The patternmaker is long forgotten, but his 'typo' endures

of Bishop Street, Port Dundas, Glasgow

1844 Advert for premises to be let on Port Dundas Road, formerly occupied by a distillery, malt barns, etc., now in part occupied by Bankier & Mackenzie, smiths and engineers, and William Jamie and Co.[1]

1844 'New Gas Company's Works at Dalmarnock...The roof is supported by very handsome pillars, also of iron, and the whole is the workmanship of that successful and very spirited company, Messrs. Bankier & Mackenzie, the same gentlemen who executed the beautiful iron passenger shed at the Queen Street terminus here for the Edinburgh and Glasgow Railway Company. .... ... the gas-holders are on the telescope principle, by Joshua Horton of Birmingham, who has had great experience in the business. The columns to support the gas-holders are the largest ever used, and stand 48 feet high. Eight are required to each gas-holder, and each of them is fifteen tons weight. They are by Mr. David Napier of Camlachie.'[2]

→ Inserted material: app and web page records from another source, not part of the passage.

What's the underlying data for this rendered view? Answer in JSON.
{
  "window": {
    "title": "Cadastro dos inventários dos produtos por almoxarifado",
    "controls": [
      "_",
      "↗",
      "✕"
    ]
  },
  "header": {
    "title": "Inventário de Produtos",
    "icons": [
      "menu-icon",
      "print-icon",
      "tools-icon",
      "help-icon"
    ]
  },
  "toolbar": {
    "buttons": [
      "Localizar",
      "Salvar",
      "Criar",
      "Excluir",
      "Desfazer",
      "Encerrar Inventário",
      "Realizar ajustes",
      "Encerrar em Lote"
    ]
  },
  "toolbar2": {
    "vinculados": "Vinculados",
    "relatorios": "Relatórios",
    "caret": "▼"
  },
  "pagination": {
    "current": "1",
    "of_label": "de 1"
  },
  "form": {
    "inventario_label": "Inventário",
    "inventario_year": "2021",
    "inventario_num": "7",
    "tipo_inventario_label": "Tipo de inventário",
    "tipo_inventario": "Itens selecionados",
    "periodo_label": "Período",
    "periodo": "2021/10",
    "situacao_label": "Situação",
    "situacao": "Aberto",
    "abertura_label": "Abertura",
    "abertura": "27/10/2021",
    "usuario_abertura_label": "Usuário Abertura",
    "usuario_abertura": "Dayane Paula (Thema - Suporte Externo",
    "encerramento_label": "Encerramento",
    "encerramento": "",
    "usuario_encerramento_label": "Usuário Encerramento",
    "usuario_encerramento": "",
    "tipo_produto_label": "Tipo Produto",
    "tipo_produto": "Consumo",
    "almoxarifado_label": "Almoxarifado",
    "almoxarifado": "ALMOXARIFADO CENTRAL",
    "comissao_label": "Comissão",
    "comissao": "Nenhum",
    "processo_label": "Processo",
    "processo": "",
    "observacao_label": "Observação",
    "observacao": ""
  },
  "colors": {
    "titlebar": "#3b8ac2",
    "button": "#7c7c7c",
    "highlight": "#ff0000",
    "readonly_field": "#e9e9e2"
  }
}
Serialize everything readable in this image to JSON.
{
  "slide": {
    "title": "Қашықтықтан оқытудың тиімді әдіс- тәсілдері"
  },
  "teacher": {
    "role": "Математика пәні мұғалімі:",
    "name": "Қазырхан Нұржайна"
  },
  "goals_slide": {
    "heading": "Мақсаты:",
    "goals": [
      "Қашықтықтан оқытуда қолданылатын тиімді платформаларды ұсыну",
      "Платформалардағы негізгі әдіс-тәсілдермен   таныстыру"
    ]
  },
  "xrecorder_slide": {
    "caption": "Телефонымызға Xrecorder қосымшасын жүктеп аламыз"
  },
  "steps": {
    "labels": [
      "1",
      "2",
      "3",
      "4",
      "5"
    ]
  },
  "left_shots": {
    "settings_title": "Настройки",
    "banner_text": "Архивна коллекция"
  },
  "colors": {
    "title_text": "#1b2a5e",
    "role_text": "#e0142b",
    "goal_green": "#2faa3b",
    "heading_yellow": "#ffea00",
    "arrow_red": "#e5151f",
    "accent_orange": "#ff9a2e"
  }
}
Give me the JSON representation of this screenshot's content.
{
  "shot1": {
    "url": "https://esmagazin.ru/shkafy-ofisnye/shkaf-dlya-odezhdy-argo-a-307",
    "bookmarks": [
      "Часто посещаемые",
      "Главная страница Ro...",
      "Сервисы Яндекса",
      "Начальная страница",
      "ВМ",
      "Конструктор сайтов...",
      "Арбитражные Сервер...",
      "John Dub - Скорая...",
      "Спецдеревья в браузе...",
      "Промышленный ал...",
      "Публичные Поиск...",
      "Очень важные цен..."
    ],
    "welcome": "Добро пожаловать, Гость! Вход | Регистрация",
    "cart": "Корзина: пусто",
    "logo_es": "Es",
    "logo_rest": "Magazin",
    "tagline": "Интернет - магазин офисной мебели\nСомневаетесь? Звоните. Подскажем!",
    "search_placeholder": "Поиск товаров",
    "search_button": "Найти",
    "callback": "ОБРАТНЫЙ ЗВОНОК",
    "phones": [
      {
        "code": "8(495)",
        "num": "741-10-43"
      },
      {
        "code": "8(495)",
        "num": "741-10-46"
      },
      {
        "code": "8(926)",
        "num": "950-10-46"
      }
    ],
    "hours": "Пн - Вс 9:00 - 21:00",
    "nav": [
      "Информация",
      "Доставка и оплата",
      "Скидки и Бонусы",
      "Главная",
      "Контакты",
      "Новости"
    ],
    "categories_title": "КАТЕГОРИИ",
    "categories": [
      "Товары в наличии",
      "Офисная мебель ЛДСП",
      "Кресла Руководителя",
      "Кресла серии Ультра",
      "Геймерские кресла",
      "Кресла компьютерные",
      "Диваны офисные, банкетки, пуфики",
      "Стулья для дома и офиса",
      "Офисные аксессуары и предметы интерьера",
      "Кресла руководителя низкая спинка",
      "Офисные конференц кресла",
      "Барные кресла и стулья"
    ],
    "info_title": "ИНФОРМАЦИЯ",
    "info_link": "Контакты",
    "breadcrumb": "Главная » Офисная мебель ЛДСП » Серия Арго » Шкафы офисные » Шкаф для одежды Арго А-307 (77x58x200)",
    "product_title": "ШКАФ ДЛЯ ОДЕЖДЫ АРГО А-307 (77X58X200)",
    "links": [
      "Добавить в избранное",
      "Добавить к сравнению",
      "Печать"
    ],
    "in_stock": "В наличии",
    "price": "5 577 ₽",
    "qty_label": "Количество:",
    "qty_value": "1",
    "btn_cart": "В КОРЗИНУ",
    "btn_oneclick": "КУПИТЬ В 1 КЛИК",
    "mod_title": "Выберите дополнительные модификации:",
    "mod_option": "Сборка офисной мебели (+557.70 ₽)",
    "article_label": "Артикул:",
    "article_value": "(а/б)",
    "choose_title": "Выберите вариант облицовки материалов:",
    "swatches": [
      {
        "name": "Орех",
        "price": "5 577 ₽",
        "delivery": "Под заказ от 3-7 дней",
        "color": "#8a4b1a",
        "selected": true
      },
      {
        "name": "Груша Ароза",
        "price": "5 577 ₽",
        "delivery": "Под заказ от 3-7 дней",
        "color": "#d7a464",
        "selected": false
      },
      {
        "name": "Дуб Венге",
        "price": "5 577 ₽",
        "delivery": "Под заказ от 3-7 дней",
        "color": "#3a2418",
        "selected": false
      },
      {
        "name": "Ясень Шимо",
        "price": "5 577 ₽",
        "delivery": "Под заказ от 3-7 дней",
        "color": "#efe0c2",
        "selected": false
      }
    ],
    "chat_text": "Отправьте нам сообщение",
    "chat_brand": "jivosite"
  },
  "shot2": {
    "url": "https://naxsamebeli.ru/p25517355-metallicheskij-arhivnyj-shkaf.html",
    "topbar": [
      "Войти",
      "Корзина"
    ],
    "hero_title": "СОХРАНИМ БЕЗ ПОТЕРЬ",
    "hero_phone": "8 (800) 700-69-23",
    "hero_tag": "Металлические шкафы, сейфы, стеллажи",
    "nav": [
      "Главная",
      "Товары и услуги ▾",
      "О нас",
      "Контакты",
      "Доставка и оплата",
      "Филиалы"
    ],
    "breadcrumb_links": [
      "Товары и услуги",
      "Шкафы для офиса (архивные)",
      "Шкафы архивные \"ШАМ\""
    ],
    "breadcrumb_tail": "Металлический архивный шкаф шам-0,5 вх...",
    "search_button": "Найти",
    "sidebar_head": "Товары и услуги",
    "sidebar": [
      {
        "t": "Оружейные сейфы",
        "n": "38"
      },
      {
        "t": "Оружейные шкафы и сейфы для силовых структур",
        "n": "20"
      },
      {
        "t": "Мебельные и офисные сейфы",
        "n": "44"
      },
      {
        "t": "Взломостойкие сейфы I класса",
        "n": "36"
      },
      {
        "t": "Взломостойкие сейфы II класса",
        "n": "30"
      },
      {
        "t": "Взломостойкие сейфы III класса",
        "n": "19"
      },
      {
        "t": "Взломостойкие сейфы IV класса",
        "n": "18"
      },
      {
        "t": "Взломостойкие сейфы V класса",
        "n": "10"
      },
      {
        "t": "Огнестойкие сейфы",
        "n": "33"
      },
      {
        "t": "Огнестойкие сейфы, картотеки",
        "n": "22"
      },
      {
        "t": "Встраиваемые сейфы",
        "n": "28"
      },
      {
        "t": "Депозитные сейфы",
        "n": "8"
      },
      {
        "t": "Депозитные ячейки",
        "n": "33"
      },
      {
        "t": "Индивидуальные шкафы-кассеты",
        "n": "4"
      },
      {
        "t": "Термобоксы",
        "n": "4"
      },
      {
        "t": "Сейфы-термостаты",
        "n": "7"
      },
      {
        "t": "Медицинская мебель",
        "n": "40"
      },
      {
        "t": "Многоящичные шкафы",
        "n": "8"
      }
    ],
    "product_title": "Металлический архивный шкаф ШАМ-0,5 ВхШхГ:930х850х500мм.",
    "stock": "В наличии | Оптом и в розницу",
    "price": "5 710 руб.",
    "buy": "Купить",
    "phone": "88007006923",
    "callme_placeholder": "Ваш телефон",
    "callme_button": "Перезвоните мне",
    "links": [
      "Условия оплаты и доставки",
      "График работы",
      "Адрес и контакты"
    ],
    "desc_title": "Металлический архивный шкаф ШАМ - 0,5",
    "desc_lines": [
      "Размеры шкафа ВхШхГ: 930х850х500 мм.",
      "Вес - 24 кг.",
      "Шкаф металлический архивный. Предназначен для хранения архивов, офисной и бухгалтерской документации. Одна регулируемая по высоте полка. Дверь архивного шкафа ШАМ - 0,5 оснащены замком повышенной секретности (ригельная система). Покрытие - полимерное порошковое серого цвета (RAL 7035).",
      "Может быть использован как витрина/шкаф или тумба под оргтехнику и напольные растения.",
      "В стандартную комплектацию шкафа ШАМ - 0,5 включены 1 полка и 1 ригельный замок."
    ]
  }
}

1844 Advertising Day's patent Windguard or Chimney Can as a cure for smokey chimneys. May be seen at their warehouses, 104 Argyle Street, or Victoria Works, 79 Mitchell Street (Bankier & Mackenzie, Furnishing Ironmongers, Smiths, Gasfitters, &c.) [3]

The firm appears to have become insolvent by 1846.

See Also


Sources of Information

  1. Glasgow Herald, 22 January 1844
  2. Glasgow Herald, 17 May 1844
  3. Ayr Advertiser, or, West Country Journal, 29 August 1844